SȾÁUTW̱ (Tsawout) First Nation (pronounced say-out) is one of the five bands that constitute the W̱SÁNEĆ peoples along with W̱JOȽEȽP, W̱SĺḴEM, BOḰEĆEN and MÁLEXEȽ Nations. W̱SÁNEĆ means "the emerging people" in SENĆOŦEN, a W̱SÁNEĆ language, referring to an ancient story of a great flood the land emerged from. SENĆOŦEN is one of several languages the W̱SÁNEĆ people traditionally spoke in order to communicate with other Nations. They have occupied the Saanich Peninsula, Gulf Islands, San Juan Islands and surrounding area for thousands of years. W̱SÁNEĆ refers to the people as well as the land and is where the english derivation of "Saanich" comes from.

The W̱SÁNEĆ peoples are descendants of the original signatories to the Douglas Treaties in 1852 which protects their village sites and the rights to hunt and fish as formerly. While the written text of the document identifies a transfer of land, the oral history describes a peace agreement between two societies. The implications of this treaty are still emerging today.

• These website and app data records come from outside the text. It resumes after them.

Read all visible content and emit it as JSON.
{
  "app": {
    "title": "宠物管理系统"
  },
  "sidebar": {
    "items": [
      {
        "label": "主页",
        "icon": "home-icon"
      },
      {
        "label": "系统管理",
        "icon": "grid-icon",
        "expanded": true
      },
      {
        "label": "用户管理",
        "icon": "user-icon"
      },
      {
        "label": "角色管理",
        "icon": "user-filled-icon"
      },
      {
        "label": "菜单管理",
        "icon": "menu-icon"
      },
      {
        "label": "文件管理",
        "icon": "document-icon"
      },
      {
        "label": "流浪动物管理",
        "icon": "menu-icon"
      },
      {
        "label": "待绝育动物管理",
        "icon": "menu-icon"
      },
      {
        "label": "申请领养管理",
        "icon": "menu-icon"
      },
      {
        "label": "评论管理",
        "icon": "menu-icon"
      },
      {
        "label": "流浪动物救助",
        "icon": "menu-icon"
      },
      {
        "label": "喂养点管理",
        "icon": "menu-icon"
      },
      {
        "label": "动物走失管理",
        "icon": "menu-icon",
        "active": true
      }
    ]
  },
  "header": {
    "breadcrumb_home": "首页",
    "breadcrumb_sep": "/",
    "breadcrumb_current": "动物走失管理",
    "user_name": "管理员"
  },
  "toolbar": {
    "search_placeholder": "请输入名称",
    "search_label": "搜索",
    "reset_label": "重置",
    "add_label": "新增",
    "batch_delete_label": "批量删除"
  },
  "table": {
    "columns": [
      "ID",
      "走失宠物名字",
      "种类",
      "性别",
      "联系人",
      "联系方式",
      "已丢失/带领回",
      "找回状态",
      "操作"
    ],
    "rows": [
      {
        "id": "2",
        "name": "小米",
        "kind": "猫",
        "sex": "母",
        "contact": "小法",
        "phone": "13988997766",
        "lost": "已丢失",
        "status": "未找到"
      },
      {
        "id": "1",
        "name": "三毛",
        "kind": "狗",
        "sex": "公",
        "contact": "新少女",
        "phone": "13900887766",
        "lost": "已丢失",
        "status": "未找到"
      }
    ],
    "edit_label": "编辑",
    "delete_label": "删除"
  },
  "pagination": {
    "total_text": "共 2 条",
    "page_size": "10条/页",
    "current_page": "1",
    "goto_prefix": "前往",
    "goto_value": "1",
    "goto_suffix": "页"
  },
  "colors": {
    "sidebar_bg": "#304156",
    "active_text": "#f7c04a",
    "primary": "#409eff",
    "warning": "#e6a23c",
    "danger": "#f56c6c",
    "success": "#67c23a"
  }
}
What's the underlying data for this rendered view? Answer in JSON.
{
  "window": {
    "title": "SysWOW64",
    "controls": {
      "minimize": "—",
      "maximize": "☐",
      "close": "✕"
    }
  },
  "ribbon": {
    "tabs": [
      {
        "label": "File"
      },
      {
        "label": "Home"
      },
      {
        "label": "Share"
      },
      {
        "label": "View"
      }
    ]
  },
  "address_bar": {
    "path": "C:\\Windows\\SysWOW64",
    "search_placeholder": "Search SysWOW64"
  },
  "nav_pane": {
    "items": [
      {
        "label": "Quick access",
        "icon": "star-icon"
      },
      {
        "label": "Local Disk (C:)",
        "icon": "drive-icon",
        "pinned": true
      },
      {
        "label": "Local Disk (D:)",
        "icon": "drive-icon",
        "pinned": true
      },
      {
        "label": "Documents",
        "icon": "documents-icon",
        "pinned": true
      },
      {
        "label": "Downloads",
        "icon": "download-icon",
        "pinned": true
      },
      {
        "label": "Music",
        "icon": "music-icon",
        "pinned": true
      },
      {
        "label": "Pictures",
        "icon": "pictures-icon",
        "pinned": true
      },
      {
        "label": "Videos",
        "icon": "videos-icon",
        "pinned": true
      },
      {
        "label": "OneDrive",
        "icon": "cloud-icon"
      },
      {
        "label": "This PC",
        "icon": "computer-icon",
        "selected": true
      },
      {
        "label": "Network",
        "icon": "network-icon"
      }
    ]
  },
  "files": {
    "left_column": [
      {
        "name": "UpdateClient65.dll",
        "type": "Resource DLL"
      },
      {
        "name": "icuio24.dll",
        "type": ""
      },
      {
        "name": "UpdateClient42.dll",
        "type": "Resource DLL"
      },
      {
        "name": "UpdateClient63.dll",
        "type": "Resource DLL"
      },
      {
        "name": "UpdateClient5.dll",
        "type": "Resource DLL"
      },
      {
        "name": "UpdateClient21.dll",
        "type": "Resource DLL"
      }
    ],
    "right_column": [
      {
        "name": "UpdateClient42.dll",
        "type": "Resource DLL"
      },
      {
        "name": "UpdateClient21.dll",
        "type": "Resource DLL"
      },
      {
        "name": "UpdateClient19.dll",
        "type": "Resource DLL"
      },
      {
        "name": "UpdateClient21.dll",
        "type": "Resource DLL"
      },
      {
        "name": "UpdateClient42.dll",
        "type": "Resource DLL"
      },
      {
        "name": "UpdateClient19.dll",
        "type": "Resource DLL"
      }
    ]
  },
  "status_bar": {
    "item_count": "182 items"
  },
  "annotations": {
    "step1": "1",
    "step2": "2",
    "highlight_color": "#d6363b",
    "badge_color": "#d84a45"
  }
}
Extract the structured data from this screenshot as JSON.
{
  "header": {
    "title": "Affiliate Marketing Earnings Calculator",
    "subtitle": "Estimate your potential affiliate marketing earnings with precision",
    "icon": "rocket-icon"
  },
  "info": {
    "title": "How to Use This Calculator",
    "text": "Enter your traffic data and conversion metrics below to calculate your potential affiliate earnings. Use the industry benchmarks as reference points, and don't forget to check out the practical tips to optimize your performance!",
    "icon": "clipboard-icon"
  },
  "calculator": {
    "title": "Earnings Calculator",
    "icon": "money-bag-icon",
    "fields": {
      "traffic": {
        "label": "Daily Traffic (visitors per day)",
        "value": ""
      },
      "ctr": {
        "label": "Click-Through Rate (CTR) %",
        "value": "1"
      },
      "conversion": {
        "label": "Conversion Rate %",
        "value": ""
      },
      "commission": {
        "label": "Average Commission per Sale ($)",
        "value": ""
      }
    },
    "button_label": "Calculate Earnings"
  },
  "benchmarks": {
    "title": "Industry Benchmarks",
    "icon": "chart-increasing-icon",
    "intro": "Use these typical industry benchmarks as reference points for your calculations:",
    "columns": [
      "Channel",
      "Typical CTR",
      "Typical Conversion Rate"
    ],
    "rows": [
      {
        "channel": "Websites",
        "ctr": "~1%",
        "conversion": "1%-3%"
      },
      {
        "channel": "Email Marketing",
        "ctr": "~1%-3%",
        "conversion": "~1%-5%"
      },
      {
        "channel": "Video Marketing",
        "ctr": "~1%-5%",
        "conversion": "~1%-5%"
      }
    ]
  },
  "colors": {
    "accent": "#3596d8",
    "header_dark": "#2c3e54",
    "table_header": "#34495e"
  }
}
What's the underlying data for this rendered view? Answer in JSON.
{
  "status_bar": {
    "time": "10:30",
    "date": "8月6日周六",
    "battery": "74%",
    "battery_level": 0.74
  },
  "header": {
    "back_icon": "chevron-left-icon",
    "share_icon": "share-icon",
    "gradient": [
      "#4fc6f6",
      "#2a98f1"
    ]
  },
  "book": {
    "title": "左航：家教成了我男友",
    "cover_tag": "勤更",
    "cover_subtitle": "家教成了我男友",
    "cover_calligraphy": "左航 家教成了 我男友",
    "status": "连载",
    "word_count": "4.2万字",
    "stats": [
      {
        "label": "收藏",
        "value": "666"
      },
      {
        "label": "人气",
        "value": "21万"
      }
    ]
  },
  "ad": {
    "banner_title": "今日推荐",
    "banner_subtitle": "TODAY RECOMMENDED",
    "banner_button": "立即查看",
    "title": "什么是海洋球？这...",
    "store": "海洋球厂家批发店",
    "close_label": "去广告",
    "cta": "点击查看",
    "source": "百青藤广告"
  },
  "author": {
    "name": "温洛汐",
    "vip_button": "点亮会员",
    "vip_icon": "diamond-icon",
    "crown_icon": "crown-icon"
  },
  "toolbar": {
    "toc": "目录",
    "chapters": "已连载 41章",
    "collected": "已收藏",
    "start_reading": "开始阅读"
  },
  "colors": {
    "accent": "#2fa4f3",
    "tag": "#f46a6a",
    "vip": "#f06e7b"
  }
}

SȾÁUTW̱ means "houses on top" in SENĆOŦEN as this was the view coming in from the ocean and is still a village site today. Tsawout has six reserves totalling 419 hectares. The two largest are Saturna Island No. 7 (145.7 hectares) and Tsawout’s main reserve, East Saanich No. 2 (237.7 hectares) which is located in Saanichton Bay, 15 minutes north of Victoria and is Tsawout’s main population and service centre. Their administration building has a gymnasium, kitchen and office space as well as a newly built greenhouse. Tsawout is also home to a rare dune ecosystem, ȾIX̱EṈ - meaning "spit" in SENĆOŦEN.

Tsawout has a population of approximately 900 members and is governed by a chief and eight councillors with elections held every two years.

W̱SĺḴEM (Tseycum) First Nation

W̱SĺḴEM (Tseycum) First Nation is one iof the First Nations that constitute the W̱SÁNEĆ peoples. W̱SÁNEĆ means "the emerging people" in SENĆOŦEN, a W̱SÁNEĆ language, referring to an ancient story of a great flood the land emerged from. SENĆOŦEN is one of several languages the W̱SÁNEĆ people traditionally spoke in order to communicate with other Nations. They have occupied the Saanich Peninsula, Gulf Islands, San Juan Islands and surrounding area for thousands of years. W̱SÁNEĆ refers to the people as well as the land and is where the english derivation of "Saanich" comes from.

The W̱SÁNEĆ peoples are descendants of the original signatories to the Douglas Treaties in 1852 which protects their village sites and the rights to hunt and fish as formerly. While the written text of the document identifies a transfer of land, the oral history describes a peace agreement between two societies. The implications of this treaty are still emerging today.

W̱SĺḴEM meaning "land of clay" in SENĆOŦEN is governed by a chief and two councillors. Elections are held every two years and they have around 200 members.The primary reserve is located on West Saanich Road just north of the Victoria International Airport in Patricia Bay on the Saanich Peninsula. In addition to the 28 hectares reserve they also have shared control over another four reserves totalling about 164 hectares.